Short Stories

Dead Wrong

Beads of sweat trickled down George’s forehead in his cold studio apartment. His trembling hand grasped the revolver that still had two empty shell casings inside. George’s quick, shallow breaths burst forth small clouds of vapor. The lamp on the nightstand flickered. A knock at the door made George leap from his folding chair, knocking it to the ground as he pressed his back up against the wall.

“Who is it?”

A female voice answered, “Are you okay, honey?”

The light stopped flickering, and the apartment grew warmer. George slid the gun into his front pocket and went to the front door. He fumbled with the deadbolt but finally got it to give way. He swung open the door, and Silvia lunged into his arms. They held one another tightly.

Silvia asked, “Is he?”

“Yea, it’s done.”

“Where’s the body?”

George released Silvia, looked up and down the apartment building’s walkway, and pulled her inside. He locked the door and picked up the chair before sitting down next to her on the bed.

George said, “You need to be careful what you say. Someone might have heard you.”

“Sorry. So, what happened?”

George pulled the revolver from his pocket. Silvia’s eyes grew wide as he put it on the nightstand.

He turned to answer her. “I contacted him like we planned and told him I had information about his wife. I offered to meet him at a gas station I knew would be closed. I watched his black Mercedes pull into the dark parking lot and approached from the rear. He wasn’t too keen on leaving that car until I fired a shot into the driver’s window. That wounded shoulder put him in a different mood. Then we took a little drive.”

“What about his car?”

“I burned it. The cops will find it in the morning, but there’s no fingerprints or a body. It’s foolproof. All you have to do is honestly answer the police when they come to question you.”

Silvia stood and started to pace, “You never said anything about me talking to the police.”

George stood and took Silvia in his arms, “Relax, honey. All you have to do is tell them John never came home last night. That’s all you know.”

She stepped out of his embrace and straightened her hair, “Yea, okay, I can do that.”

“We need to stay apart until this thing blows over.”

“I thought I’d stay here tonight.”

The lamp on the nightstand flickered.

George gave her a long, passionate kiss and let her go. He walked over and tapped on the lamp. It continued to flicker.

George turned to Silvia, “You need to stay strong. After all, we’re in this together. I’ve done my part. Now you need to do yours.”

Silvia opened her mink coat to reveal a thin black laced top against her pale skin, “Are you sure you don’t want me to stay just a little longer?”

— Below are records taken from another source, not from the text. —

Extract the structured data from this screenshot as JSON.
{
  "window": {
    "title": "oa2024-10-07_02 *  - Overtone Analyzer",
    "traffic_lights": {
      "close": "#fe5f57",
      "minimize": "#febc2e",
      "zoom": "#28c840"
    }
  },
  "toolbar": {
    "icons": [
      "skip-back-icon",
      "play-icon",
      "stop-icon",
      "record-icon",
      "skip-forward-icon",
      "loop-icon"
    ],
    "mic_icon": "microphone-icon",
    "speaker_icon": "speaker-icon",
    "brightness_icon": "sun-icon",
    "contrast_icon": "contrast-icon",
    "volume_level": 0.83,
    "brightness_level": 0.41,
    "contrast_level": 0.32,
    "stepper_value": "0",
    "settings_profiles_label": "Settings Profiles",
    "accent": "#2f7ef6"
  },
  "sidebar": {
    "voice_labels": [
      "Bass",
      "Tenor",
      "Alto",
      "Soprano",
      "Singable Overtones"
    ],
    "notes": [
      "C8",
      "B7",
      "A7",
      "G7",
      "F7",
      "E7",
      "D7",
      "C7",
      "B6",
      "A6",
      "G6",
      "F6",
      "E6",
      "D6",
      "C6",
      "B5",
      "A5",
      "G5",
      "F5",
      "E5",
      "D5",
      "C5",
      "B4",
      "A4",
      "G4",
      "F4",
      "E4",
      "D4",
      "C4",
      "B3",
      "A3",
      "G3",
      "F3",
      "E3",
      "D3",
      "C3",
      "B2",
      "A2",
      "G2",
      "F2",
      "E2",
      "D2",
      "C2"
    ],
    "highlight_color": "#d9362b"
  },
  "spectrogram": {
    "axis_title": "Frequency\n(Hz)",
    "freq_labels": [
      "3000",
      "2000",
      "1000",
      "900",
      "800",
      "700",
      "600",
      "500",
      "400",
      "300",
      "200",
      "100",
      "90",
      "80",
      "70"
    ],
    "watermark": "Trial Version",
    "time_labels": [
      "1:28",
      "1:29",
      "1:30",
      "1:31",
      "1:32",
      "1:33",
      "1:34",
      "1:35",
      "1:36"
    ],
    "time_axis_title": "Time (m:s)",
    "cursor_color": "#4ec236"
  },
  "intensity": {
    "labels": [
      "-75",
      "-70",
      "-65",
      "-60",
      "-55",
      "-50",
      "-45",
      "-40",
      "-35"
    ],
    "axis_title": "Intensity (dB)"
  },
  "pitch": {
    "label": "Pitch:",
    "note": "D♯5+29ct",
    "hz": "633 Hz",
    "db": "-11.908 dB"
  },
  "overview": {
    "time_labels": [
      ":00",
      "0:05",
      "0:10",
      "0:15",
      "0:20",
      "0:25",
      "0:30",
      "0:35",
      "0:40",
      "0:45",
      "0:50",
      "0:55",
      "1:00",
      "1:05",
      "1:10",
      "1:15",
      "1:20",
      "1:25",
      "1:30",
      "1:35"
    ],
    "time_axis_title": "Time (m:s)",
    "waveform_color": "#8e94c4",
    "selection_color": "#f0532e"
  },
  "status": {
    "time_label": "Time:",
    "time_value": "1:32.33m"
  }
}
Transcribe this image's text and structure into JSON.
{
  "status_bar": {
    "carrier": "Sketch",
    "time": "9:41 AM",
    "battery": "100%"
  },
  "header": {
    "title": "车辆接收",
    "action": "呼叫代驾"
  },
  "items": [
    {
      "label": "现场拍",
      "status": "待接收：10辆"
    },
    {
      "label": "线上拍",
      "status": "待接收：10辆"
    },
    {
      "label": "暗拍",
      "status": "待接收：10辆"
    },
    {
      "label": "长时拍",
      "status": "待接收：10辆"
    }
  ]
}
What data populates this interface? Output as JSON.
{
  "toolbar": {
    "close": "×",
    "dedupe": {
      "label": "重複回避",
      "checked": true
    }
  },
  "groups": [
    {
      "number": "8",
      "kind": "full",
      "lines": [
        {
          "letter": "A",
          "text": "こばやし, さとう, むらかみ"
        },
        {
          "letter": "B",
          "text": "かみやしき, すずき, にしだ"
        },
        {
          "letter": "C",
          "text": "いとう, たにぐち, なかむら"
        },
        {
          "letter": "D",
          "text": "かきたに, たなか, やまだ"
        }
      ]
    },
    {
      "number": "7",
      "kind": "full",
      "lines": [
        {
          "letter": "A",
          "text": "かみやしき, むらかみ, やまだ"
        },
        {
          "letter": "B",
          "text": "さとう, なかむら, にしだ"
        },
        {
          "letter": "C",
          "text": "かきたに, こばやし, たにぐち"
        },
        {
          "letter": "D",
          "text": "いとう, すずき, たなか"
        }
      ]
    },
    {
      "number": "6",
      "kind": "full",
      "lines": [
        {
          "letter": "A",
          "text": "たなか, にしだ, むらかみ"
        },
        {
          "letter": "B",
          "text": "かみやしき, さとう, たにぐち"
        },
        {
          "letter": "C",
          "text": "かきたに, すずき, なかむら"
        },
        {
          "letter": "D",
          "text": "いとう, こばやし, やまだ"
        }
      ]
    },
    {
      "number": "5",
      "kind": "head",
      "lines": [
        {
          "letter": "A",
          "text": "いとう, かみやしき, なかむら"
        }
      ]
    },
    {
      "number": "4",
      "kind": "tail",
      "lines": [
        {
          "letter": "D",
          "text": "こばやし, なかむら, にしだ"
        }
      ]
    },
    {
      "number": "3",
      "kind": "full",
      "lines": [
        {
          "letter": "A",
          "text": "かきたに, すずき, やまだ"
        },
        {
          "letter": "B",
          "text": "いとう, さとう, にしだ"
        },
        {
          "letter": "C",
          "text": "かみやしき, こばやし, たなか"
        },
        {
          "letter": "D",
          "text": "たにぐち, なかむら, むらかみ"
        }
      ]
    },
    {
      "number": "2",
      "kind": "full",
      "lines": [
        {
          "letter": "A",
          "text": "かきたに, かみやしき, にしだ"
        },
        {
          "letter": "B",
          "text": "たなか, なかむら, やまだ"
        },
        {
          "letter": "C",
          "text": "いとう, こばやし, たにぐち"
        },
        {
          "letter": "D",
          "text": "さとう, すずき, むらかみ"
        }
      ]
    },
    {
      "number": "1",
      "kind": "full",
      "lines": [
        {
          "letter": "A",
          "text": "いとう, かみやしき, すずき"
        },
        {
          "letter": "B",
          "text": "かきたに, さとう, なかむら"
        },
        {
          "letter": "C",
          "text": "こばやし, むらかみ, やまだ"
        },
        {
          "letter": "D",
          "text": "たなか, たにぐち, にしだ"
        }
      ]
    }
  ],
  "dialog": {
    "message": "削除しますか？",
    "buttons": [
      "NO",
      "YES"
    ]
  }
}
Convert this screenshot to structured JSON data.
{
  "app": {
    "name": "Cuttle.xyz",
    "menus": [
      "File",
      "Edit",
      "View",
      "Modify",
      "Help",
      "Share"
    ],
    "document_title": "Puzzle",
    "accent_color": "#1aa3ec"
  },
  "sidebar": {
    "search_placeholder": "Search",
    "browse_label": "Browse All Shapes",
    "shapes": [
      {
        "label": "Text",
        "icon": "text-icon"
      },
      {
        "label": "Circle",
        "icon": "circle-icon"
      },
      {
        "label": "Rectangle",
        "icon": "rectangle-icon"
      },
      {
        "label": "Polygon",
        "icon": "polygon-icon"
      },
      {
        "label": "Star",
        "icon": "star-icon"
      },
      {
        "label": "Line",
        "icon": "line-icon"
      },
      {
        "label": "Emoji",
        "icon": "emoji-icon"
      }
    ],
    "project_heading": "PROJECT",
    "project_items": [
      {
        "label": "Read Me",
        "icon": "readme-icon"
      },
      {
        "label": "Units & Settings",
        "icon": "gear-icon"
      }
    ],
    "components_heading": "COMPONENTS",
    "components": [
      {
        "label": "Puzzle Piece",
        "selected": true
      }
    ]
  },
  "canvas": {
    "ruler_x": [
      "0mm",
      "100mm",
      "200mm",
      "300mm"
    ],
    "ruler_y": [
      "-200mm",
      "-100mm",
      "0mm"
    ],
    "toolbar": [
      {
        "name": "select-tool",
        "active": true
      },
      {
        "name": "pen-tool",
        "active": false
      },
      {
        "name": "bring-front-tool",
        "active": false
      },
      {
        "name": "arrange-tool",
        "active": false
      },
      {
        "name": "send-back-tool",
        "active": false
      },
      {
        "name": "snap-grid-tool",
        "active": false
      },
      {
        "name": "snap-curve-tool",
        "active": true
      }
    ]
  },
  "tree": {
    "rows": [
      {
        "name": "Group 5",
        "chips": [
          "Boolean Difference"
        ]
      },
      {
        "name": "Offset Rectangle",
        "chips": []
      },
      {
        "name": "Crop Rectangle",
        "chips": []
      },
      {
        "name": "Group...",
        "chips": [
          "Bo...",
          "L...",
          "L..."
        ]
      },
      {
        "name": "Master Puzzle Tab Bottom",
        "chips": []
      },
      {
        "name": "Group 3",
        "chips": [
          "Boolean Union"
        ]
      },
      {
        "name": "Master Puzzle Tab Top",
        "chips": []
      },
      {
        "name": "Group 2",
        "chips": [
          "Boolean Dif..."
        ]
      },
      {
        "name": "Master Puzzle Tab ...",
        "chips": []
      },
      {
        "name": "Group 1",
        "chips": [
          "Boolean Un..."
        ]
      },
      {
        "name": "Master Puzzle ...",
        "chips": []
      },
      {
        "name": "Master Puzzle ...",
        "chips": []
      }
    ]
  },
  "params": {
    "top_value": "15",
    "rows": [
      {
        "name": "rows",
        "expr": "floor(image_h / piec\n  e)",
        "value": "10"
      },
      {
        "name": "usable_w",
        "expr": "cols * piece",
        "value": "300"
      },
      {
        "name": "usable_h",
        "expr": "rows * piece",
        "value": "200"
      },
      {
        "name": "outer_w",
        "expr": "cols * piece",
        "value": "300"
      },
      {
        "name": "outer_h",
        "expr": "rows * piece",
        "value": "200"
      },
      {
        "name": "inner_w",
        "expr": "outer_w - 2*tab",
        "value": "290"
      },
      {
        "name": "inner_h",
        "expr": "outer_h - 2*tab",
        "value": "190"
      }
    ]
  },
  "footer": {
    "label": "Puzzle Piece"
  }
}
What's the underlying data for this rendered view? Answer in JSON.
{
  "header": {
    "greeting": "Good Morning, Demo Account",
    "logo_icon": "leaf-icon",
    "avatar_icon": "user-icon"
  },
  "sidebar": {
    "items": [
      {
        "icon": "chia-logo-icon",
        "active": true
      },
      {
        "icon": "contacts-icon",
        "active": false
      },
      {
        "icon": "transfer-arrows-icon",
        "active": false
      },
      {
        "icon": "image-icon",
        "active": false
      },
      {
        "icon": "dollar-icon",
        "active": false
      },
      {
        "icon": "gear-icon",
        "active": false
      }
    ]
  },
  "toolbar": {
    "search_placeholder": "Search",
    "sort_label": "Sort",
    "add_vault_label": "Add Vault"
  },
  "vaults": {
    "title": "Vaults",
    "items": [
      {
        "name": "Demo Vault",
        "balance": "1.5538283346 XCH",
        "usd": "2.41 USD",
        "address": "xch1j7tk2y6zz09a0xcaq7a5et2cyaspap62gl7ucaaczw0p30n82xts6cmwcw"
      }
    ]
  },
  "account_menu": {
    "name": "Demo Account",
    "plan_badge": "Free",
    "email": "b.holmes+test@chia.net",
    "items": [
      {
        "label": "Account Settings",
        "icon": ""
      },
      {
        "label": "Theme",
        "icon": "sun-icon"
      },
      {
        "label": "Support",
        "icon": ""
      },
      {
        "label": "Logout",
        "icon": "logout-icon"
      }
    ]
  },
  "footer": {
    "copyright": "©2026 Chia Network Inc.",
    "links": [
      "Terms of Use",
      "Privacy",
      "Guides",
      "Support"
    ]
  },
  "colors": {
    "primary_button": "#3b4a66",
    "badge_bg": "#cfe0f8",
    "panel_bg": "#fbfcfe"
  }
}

A crooked smile formed on George’s lips, his eyes glanced at her shimmering two-carat diamond ring and then back to her negligee. An icy wind blew through the room. Silvia closed her coat and shivered. Something pushed George, and he almost fell. The lights went out.

Vapor escaped their lips, and they stared wide-eyed at one another. Silvia gasped and pointed over George’s shoulder. A mist hovered only inches behind him. Instinctively, George ran and stood behind Silvia. The mist disappeared. Silvia stepped forward and ran her hand around the air near the nightstand. Nothing was visible in the pale light streaming between the blinds from the streetlamps.

George’s mouth gaped in horror as an apparition began to form in front of him. Silvia screamed, grabbed the handgun off the nightstand, fumbled with it, and then fired.

The bullet passed through the translucent image and found its target in George’s skull with a loud crack. George’s body hit the floor with a deadened thud. Silvia dropped the gun and collapsed to the floor.

The ghostly figure disappeared, and the lights came back on. George’s lifeless eyes stared at the dirty ceiling.

Her husband’s familiar voice whispered in Silvia’s ear. “Two bodies. How many dead men are enough?”

Silvia burst into tears and stammered, “Only you, it was only supposed to be you?”

His voice seemed to echo in her head, “Now you have nothing, not even your freedom. Those are your fingerprints on the gun.”

Silvia took her coat and began to wipe off the revolver.

There was a knock on the door, a strange woman’s voice emitted from the other side, “George, it’s Denise. Is everything okay in there? I thought I heard a scream and a gunshot.”

Silvia held her breath, and a voice whispered in the air, “Oh my, a witness. Say goodbye to your freedom, dear.”

“George, are you in there? Are you still coming over later?”

Tears began to pour down Silvia’s cheeks.

Her husband’s accusing tone continued, “Oh dear, it appears you’re not the only cheater. What do you suppose he wanted?”

Denise knocked once more, peaked through a crack in the blinds, screamed, and ran off.

Mocking laughter sent a cold chill down Silvia’s spine, “It looks like you’ll have a long time to think about your little mistake. It’s a prison cell for you unless you make things right.”

Silvia sniffed, wiped the tears from her cheek, and put the gun to her temple. She blubbered at George’s lifeless body, “You bum. How could you? What did you want, my money? I fell for you, hook line and sinker.”

A gunshot echoed in the lifeless room.

Leave a Reply

Your email address will not be published.